Important: Other medications to improve the blood’s clotting ability are only used in mild forms of hemophilia. These include tranexamic acid and desmopressin. The hormone desmopressin releases clotting factors stored in the blood vessels.
Sometimes other medications are used as well. For instance, painkillers can be used to treat severe pain. Painkillers that don’t affect blood coagulation, such as ibuprofen, are suitable for this purpose. Acetylsalicylic acid (the drug in medications like Aspirin) is not suitable because it increases the risk of bleeding.
For more detailed information, such as whether preventive treatment can be of benefit for severe hemophilia, visit gesundheitsinformation.de.
What is life like with hemophilia?
Hemophilia used to be associated with major limitations. Nowadays treatment with clotting factors makes it possible for those affected to do anything that doesn’t put too much strain on the joints or involve a high risk of injury.
That even includes sports with a lot of physical contact, mountain biking or skiing, and jobs that involve manual labor. The possibilities will mainly depend on the severity of the hemophilia or how likely the person affected is to bleed and how well the treatment can be adjusted.
People who have hemophilia would like to live a normal life and enjoy their free time just as much as anyone else.
Physical activities strengthen people’s muscles, make them flexible, help to improve their body awareness and their sense of balance. So regular exercise and sports can prevent injuries that cause bleeding.
Even though treatment is available, living with hemophilia still involves challenges and requires adjustments in everyday life. It takes practice and patience for people to successfully inject the medication themselves.

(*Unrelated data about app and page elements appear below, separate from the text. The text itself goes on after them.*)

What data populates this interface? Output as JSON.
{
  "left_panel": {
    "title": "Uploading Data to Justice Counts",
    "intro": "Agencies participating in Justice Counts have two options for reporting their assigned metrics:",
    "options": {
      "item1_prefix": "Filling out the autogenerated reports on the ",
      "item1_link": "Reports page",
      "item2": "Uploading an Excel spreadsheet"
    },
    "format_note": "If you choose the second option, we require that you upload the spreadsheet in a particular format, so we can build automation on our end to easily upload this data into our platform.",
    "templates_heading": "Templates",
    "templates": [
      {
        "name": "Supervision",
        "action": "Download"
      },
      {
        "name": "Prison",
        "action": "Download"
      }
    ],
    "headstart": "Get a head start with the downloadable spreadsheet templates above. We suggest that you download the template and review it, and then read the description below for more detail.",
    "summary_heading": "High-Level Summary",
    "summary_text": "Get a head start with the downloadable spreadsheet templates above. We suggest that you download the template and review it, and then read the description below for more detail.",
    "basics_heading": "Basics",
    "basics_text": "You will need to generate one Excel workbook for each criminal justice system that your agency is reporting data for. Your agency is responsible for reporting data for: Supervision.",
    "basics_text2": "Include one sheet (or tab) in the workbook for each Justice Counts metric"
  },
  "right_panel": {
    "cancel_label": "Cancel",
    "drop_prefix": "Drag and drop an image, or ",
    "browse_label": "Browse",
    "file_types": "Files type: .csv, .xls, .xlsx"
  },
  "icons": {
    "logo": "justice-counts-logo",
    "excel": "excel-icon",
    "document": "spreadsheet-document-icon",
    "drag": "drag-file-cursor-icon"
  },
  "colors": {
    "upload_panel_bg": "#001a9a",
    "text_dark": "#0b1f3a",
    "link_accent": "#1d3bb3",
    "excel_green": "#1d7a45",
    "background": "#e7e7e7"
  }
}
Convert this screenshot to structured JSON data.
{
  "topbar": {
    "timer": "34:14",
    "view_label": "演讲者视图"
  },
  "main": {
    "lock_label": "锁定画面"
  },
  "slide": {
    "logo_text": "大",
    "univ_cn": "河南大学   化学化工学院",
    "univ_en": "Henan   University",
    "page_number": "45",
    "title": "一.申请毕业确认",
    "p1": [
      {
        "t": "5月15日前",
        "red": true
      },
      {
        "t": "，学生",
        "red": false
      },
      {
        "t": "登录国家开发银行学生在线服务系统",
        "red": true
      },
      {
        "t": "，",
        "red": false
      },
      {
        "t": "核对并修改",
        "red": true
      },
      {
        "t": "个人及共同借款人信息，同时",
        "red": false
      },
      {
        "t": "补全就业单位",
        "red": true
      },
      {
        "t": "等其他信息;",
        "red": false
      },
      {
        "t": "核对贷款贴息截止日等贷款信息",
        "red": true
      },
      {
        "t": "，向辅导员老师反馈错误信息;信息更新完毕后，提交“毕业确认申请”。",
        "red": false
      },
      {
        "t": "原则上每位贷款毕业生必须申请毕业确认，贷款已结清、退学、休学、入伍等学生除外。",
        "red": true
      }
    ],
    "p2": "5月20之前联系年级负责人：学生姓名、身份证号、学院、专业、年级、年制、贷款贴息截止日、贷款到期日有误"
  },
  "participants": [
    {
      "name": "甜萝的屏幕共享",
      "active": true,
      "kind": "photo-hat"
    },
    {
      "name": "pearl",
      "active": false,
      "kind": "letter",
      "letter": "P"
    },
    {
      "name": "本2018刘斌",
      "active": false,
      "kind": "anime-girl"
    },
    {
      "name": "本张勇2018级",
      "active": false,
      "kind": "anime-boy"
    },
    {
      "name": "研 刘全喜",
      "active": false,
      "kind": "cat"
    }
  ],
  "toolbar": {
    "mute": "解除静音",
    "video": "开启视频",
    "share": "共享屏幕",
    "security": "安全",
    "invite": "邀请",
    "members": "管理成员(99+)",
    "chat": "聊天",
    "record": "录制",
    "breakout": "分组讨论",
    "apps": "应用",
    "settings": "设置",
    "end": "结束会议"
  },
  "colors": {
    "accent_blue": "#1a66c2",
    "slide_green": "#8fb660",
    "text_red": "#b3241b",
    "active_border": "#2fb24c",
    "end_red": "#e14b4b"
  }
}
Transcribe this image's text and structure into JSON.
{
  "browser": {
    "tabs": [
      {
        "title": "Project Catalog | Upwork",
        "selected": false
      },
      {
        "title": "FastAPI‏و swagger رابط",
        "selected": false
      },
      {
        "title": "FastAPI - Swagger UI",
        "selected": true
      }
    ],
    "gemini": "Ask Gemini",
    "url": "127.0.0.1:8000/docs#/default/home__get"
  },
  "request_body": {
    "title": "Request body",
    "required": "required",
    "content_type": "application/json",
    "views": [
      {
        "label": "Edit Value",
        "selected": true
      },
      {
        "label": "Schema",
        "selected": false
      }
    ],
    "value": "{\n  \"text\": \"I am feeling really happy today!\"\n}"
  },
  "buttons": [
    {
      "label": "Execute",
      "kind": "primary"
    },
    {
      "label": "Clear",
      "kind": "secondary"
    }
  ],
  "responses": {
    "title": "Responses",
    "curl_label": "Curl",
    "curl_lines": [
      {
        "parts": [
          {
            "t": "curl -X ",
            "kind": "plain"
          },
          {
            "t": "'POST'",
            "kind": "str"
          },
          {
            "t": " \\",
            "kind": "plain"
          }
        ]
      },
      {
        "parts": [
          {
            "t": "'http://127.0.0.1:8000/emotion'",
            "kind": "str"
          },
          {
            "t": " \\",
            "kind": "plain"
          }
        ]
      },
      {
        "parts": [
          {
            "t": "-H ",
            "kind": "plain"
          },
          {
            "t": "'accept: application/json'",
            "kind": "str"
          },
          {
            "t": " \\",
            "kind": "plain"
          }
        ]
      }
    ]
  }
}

But especially children who have severe hemophilia often learn at an early age to manage their disease and know what to do when they have acute bleeding.
What other information is important for people with hemophilia?
There are various specialized hemophilia centers in Germany, with a focus on the treatment of this disease. Many of these centers offer psychosocial support to help children, teenagers, parents and other adults to manage the disease.
As of 2019 people with hemophilia can make use of a specialized outpatient care service (“ambulante spezialfachärztliche Versorgung” or ASV), where various types of specialists in a hospital work together and offer consultations. The main team includes orthopedists, specialists in internal medicine and doctors who have specialized in blood clotting disorders (transfusion medicine specialists).
Children and teenagers will also see a pediatrician with special training in this area. There is a list of all ASV outpatient care service centers on the ASV service center website.
People with hemophilia can turn to support groups and information centers for help and advice, too.
- Fijnvandraat K, Cnossen MH, Leebeek FW, Peters M. Diagnosis and management of haemophilia. BMJ 2012; 344: e2707. Aufgerufen am 25.05.2020.
- Kasper DL, Fauci AS, Hauser SL, Longo DL, Jameson JL, Loscalzo J. Harrison's principles of internal medicine. New York McGraw-Hill; 2015.
- Khair K, Meerabeau L, Gibson F. Self-management and skills acquisition in boys with haemophilia. Health Expect 2015; 18(5): 1105-1113. Aufgerufen am 25.05.2020.
- Peyvandi F, Garagiola I, Young G. The past and future of haemophilia: diagnosis, treatments, and its complications. Lancet 2016; 388(10040): 187-197. Aufgerufen am 25.05.2020.
- Smith N, Bartholomew C, Jackson S. Issues in the ageing individual with haemophilia and other inherited bleeding disorders: understanding and responding to the patients' perspective. Haemophilia 2014; 20(1): e1-6. Aufgerufen am 25.05.2020.
- Von der Lippe C, Diesen PS, Feragen KB. Living with a rare disorder: a systematic review of the qualitative literature. Mol Genet Genomic Med 2017; 5(6): 758-773. Aufgerufen am 25.05.2020.
In cooperation with the Institute for Quality and Efficiency in Health Care (Institut für Qualität und Wirtschaftlichkeit im Gesundheitswesen) (IQWiG).As at: